▶ [Problem to solve] Copy out the listing below so that each line matches exactly.

▶ [Data records]
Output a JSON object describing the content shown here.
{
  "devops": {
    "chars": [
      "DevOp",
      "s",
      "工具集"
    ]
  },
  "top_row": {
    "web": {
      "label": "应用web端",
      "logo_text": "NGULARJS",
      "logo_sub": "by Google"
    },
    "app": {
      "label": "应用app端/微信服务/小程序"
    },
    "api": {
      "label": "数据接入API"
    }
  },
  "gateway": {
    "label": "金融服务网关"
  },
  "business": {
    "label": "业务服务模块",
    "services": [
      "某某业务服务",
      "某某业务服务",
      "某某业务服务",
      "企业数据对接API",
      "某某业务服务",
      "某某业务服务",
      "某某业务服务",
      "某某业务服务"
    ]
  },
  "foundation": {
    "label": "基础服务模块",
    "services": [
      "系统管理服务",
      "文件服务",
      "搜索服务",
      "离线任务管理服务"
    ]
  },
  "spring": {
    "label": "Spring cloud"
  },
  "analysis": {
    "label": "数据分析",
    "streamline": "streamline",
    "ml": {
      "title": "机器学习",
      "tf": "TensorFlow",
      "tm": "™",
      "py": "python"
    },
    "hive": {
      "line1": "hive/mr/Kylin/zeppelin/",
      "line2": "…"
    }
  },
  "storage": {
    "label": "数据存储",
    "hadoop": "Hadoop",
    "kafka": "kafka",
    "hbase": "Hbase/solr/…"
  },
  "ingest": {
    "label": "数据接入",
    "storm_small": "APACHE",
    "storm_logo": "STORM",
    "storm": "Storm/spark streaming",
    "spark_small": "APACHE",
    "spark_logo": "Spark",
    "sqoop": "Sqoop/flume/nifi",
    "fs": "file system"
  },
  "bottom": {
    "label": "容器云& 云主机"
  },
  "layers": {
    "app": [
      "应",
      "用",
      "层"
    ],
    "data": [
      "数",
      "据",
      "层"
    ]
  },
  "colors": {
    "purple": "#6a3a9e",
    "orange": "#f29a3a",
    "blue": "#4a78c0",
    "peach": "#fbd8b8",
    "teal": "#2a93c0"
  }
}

▶ [Answer for this exercise]
Output a JSON object describing the content shown here.
{
  "devops": {
    "chars": [
      "DevOp",
      "s",
      "工具集"
    ]
  },
  "top_row": {
    "web": {
      "label": "应用web端",
      "logo_text": "NGULARJS",
      "logo_sub": "by Google"
    },
    "app": {
      "label": "应用app端/微信服务/小程序"
    },
    "api": {
      "label": "数据接入API"
    }
  },
  "gateway": {
    "label": "金融服务网关"
  },
  "business": {
    "label": "业务服务模块",
    "services": [
      "某某业务服务",
      "某某业务服务",
      "某某业务服务",
      "企业数据对接API",
      "某某业务服务",
      "某某业务服务",
      "某某业务服务",
      "某某业务服务"
    ]
  },
  "foundation": {
    "label": "基础服务模块",
    "services": [
      "系统管理服务",
      "文件服务",
      "搜索服务",
      "离线任务管理服务"
    ]
  },
  "spring": {
    "label": "Spring cloud"
  },
  "analysis": {
    "label": "数据分析",
    "streamline": "streamline",
    "ml": {
      "title": "机器学习",
      "tf": "TensorFlow",
      "tm": "™",
      "py": "python"
    },
    "hive": {
      "line1": "hive/mr/Kylin/zeppelin/",
      "line2": "…"
    }
  },
  "storage": {
    "label": "数据存储",
    "hadoop": "Hadoop",
    "kafka": "kafka",
    "hbase": "Hbase/solr/…"
  },
  "ingest": {
    "label": "数据接入",
    "storm_small": "APACHE",
    "storm_logo": "STORM",
    "storm": "Storm/spark streaming",
    "spark_small": "APACHE",
    "spark_logo": "Spark",
    "sqoop": "Sqoop/flume/nifi",
    "fs": "file system"
  },
  "bottom": {
    "label": "容器云& 云主机"
  },
  "layers": {
    "app": [
      "应",
      "用",
      "层"
    ],
    "data": [
      "数",
      "据",
      "层"
    ]
  },
  "colors": {
    "purple": "#6a3a9e",
    "orange": "#f29a3a",
    "blue": "#4a78c0",
    "peach": "#fbd8b8",
    "teal": "#2a93c0"
  }
}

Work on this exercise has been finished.